Australia says Chinese warship 'collect information' on US-Ausralia drills
Story Code : 803944
Chief of joint operations at the Australian Defense Force, Greg Bilton, said on Monday that the Auxiliary General Intelligence (AGI) vessel was probably headed to Australia’s northeast coast to get a first-hand look at the war game.
“We’re tracking it,” Bilton said. “We don’t know yet its destination but we are assuming that it will come down to the east coast of Queensland and we will take appropriate measures in regards to that."
"It's a vessel that collects information, so it's not a great threat but we'll take appropriate action,” he said, adding that “it is international waters; they have the right to sail there."
At least 25,000 Australian and US military forces on board warships equipped with strike jets will be taking part in bi-annual Talisman Sabre war games over the next month.
The vessel appeared in the region just weeks after three Chinese warships docked in Sydney harbor to the surprise of many, including NSW Premier Gladys Berejiklian.
The US and Australia have been building up their military presence across the western Pacific to counter China’s influence in the region.
This comes amid the growth of China’s military power throughout the region and across the world, which has frustrated the United States.
Reports said last month that Australia was working on a secret plan to construct a new deep-water port to accommodate large amphibious warships such as Australia's Landing Helicopter Docks, and American vessels such as the USS Wasp.
Experts said the new port would be ideally suited for more than 2,000 US Marines and their equipment during regular rotations through the region.

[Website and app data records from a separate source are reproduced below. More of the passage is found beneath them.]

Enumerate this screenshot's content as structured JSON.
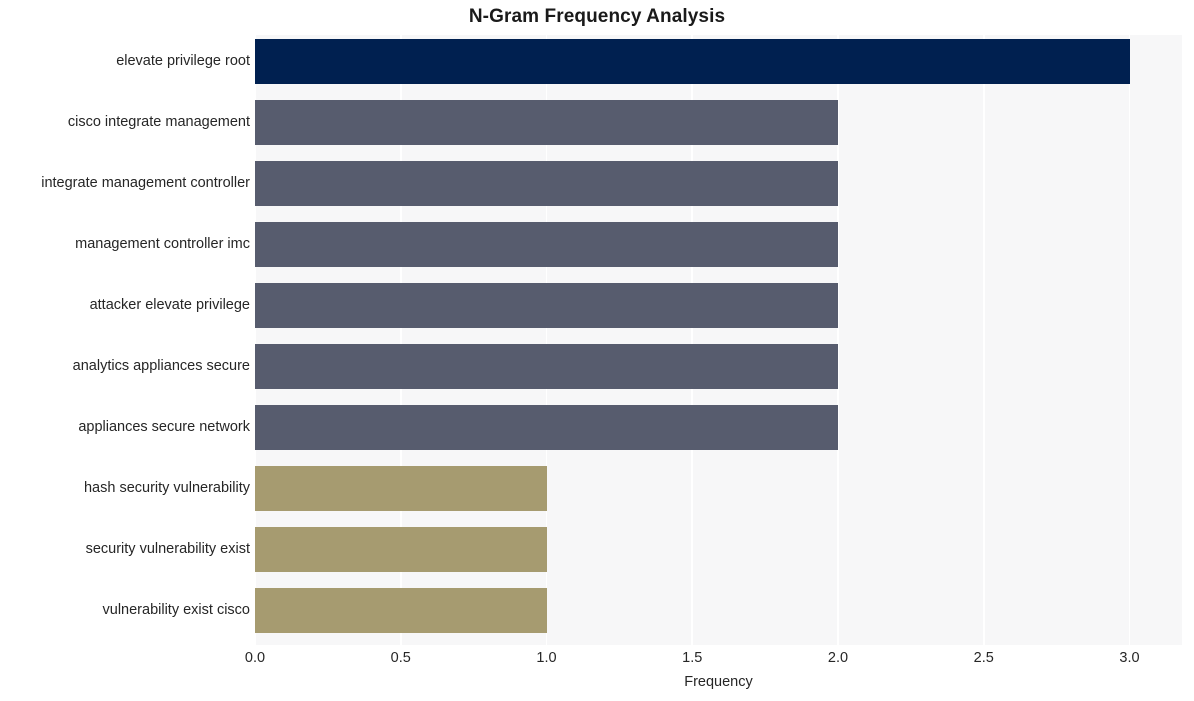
{
  "chart_data": {
    "type": "bar",
    "orientation": "horizontal",
    "title": "N-Gram Frequency Analysis",
    "xlabel": "Frequency",
    "ylabel": "",
    "categories": [
      "elevate privilege root",
      "cisco integrate management",
      "integrate management controller",
      "management controller imc",
      "attacker elevate privilege",
      "analytics appliances secure",
      "appliances secure network",
      "hash security vulnerability",
      "security vulnerability exist",
      "vulnerability exist cisco"
    ],
    "values": [
      3,
      2,
      2,
      2,
      2,
      2,
      2,
      1,
      1,
      1
    ],
    "bar_colors": [
      "#002050",
      "#575c6e",
      "#575c6e",
      "#575c6e",
      "#575c6e",
      "#575c6e",
      "#575c6e",
      "#a69b70",
      "#a69b70",
      "#a69b70"
    ],
    "xlim": [
      0,
      3.18
    ],
    "xticks": [
      0,
      0.5,
      1,
      1.5,
      2,
      2.5,
      3
    ],
    "xtick_labels": [
      "0.0",
      "0.5",
      "1.0",
      "1.5",
      "2.0",
      "2.5",
      "3.0"
    ],
    "grid": true,
    "grid_axis": "x",
    "grid_color": "#ffffff",
    "plot_background": "#f7f7f8",
    "figure_background": "#ffffff",
    "legend": null
  }
}
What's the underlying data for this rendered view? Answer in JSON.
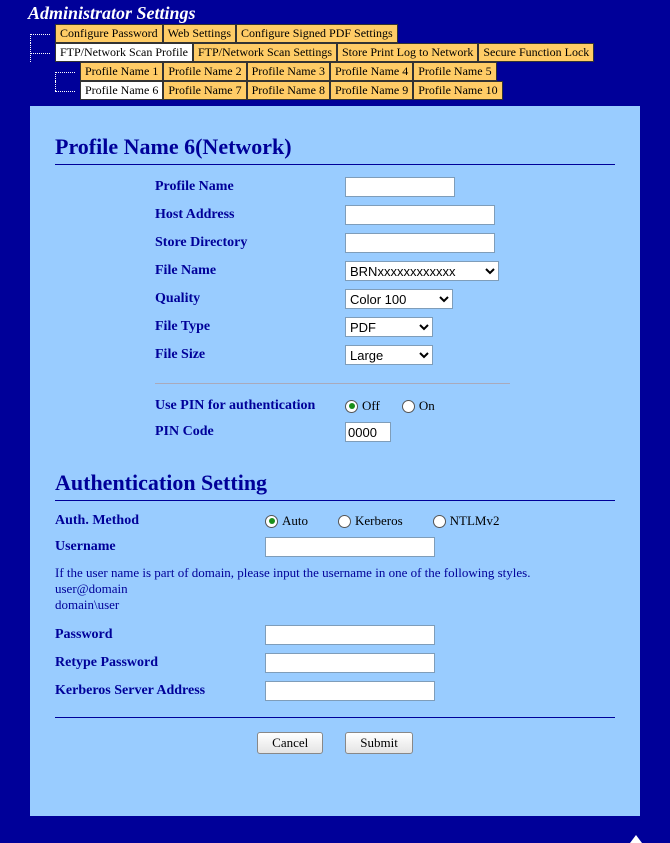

As part of that plan, the two countries recently announced plans to build a joint military base on Papua New Guinea's Manus Island, northeast of Australia.